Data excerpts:
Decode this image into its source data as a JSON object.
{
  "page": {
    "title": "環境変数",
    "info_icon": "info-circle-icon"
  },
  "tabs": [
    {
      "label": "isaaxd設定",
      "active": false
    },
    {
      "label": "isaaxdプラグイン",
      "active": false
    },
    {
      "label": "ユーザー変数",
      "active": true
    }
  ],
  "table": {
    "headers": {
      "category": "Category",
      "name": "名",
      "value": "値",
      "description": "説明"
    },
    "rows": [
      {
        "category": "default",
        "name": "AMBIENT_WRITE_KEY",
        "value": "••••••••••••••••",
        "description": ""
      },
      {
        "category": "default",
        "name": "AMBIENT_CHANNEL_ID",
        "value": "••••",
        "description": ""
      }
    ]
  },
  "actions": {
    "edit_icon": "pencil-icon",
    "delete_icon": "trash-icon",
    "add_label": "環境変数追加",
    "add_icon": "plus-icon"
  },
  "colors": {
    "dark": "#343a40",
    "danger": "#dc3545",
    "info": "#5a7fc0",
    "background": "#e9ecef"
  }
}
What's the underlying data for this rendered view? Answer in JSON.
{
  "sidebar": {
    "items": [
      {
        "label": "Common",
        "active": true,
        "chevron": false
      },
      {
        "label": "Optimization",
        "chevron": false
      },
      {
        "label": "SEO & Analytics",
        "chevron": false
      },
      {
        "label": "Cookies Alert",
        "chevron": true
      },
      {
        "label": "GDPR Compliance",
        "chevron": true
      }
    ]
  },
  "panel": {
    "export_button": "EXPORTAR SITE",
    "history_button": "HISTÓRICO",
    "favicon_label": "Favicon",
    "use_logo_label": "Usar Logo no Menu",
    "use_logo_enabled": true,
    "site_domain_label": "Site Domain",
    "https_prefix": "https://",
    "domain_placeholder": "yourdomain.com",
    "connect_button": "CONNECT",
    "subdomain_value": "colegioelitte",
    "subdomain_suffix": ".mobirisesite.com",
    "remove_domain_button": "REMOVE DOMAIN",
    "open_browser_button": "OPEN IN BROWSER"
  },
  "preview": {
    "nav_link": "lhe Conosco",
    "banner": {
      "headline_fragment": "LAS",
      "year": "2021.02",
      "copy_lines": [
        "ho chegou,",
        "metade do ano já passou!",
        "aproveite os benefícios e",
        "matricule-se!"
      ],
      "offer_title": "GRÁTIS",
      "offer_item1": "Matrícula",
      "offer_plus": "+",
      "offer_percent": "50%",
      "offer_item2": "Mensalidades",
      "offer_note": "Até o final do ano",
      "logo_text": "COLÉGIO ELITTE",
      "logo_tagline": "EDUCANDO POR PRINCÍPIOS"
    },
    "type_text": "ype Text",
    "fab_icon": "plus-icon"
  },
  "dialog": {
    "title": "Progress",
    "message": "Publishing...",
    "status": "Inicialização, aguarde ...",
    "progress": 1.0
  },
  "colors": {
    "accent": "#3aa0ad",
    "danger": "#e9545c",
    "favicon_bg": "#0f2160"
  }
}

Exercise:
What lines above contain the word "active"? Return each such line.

Answer section:
      "active": false
      "active": false
      "active": true
        "active": true,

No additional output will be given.